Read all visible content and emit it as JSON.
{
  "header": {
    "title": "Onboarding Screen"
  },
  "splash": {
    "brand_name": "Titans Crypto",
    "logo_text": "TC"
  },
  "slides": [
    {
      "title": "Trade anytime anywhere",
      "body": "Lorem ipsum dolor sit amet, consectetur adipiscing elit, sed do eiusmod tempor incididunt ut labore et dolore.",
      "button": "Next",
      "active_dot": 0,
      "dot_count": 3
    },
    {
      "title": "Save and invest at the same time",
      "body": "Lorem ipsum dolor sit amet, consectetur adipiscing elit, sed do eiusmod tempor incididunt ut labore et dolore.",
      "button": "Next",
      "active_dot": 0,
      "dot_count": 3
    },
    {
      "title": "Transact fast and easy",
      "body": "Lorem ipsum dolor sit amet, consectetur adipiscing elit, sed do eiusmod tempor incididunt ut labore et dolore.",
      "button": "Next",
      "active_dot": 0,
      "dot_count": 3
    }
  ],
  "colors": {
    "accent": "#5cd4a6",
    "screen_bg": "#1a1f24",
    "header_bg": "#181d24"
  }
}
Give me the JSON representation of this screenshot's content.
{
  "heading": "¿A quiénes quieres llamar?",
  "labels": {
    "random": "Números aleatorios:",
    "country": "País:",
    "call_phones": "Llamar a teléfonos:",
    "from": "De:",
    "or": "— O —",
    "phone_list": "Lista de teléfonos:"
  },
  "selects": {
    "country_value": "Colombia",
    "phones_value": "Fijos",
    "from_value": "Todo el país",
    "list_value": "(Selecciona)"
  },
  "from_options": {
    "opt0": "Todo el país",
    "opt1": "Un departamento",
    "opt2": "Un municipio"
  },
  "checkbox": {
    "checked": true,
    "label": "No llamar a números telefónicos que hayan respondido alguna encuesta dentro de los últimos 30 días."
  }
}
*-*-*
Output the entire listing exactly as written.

Read all visible content and emit it as JSON.
{
  "header": {
    "title": "Onboarding Screen"
  },
  "splash": {
    "brand_name": "Titans Crypto",
    "logo_text": "TC"
  },
  "slides": [
    {
      "title": "Trade anytime anywhere",
      "body": "Lorem ipsum dolor sit amet, consectetur adipiscing elit, sed do eiusmod tempor incididunt ut labore et dolore.",
      "button": "Next",
      "active_dot": 0,
      "dot_count": 3
    },
    {
      "title": "Save and invest at the same time",
      "body": "Lorem ipsum dolor sit amet, consectetur adipiscing elit, sed do eiusmod tempor incididunt ut labore et dolore.",
      "button": "Next",
      "active_dot": 0,
      "dot_count": 3
    },
    {
      "title": "Transact fast and easy",
      "body": "Lorem ipsum dolor sit amet, consectetur adipiscing elit, sed do eiusmod tempor incididunt ut labore et dolore.",
      "button": "Next",
      "active_dot": 0,
      "dot_count": 3
    }
  ],
  "colors": {
    "accent": "#5cd4a6",
    "screen_bg": "#1a1f24",
    "header_bg": "#181d24"
  }
}
Give me the JSON representation of this screenshot's content.
{
  "heading": "¿A quiénes quieres llamar?",
  "labels": {
    "random": "Números aleatorios:",
    "country": "País:",
    "call_phones": "Llamar a teléfonos:",
    "from": "De:",
    "or": "— O —",
    "phone_list": "Lista de teléfonos:"
  },
  "selects": {
    "country_value": "Colombia",
    "phones_value": "Fijos",
    "from_value": "Todo el país",
    "list_value": "(Selecciona)"
  },
  "from_options": {
    "opt0": "Todo el país",
    "opt1": "Un departamento",
    "opt2": "Un municipio"
  },
  "checkbox": {
    "checked": true,
    "label": "No llamar a números telefónicos que hayan respondido alguna encuesta dentro de los últimos 30 días."
  }
}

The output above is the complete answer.